Tschaikovsky - 1812 Overture, op. 49

Tchaikovsky's Overture 1812 expresses Russia's nationalist spirit for the Russians' magnificent victory over Napoleon. In 1880, when he was writing the charming Serenade for Strings, Tchaikovsky undertook to compose a "ceremonial introduction" for an exhibition of industrial art in Moscow. As a theme of his introduction he chose Napoleon's Russia Campaign, which ended with the great victory of the Russian Army. At first the composer intended the introduction to be for outdoor performance and felt that it should be "very loud and noisy". Since then the introduction has become his most famous and most popular concert work. The "1812 Overture" is in fact an introduction to a concerto, in other words is a stand-alone work of orchestral music and not an introduction to opera or a more extensive work. The play describes the invasion of Russia by Napoleon's troops in 1812 and their retreat and defeat in the winter of the same year. Despite

Grieg - Sigurd Jorsalfar, Op. 56

This image of country tranquility captures the atmosphere it introduces to Borghild's Dream. The calm, however, is disturbed as the music suddenly reaps.

Grieg was passionate Norwegian. In addition to popular culture, he admired contemporary artists and playwrights, including the very famous Bjornstejerne Marinius Bjornson, whom he met in 1870. Grieg was inspired by Bjornson several lyrical works on local themes, but his most famous nationalist work is Sigurd Jorsalfar, originally written as stage music for Bjornson's eponymous work.

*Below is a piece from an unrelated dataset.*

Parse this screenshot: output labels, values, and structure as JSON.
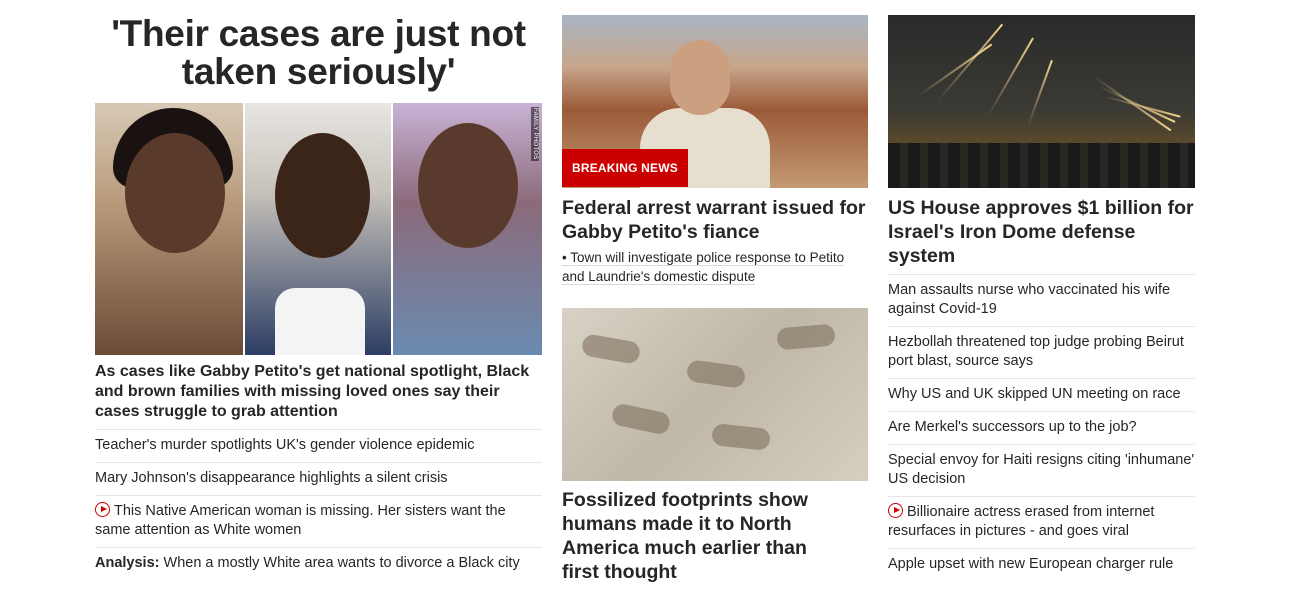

This composition presents the drama and emotions of the heroic Viking era and expresses the composer's love for his rich and diverse cultural heritage.

The complete play first presented in Christiania (Oslo's old name) on March 18, 1872, on Bjornson's 70th birthday. Grieg transcribed the music into three orchestral suites, published under the title Sigurd Jorsalfar Suites, twenty years later, in 1892.

- Introduction: In the King's Hall

Bjornson's work is inspired by Heimskringla Saga, a medieval Scandinavian legend who tells the story of two twelfth century kings who are mortal enemies: Eystein, a bureaucrat and legislator, does not want to leave Norway, while Sigurd is an explorer and crusader who loves to travel. The two brothers represent both sides of the Norwegian character and could be a description of Grieg himself.

The two brothers' rivalry for Borghild soon turns violent.

- Intermezzo: Borghild's Dream

Grieg told the story with a combination of orchestral and choral parts. The play begins gently and continues with Borghild's Dream as she is half asleep and becomes hectic when she wakes up abruptly, frightened by a nightmare caused by the unpleasant thoughts of the rivalry of the two brothers.

The following match is presented by a dialogue between the piano and the violin, the rants of the competition of the two rivals. As the work becomes more restless, we hear the call of the horns. This heralds the first choral work, the Scandinavians, where the shouting represents the two angry rivals who challenge each other in battle.

- Homage March

The masterful Homage March, with the magnificent introduction played by four cellos, calms terror as the sovereign intervenes and the play ends with the King's Ballad, where a soloist and a crowd of voices celebrate peace.